Data records for software interfaces:
============

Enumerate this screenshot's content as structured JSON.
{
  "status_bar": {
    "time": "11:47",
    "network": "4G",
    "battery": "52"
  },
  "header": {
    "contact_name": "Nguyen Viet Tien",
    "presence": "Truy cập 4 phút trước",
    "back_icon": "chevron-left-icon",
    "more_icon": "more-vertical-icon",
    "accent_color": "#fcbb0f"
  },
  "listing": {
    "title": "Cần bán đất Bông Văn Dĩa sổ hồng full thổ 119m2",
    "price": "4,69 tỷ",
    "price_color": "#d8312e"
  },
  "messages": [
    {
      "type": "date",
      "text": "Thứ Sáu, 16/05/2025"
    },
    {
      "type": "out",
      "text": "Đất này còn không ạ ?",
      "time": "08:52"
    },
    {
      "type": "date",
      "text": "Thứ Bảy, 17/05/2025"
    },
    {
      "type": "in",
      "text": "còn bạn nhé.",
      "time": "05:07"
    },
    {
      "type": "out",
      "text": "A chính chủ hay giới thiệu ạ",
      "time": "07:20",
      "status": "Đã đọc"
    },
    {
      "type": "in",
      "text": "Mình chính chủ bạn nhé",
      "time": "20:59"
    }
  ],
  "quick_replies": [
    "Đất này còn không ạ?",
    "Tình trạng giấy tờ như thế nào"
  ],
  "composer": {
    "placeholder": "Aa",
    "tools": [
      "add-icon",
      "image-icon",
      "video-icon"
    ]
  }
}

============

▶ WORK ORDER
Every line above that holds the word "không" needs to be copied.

▶ RESPONSE BELOW
      "text": "Đất này còn không ạ ?",
    "Đất này còn không ạ?",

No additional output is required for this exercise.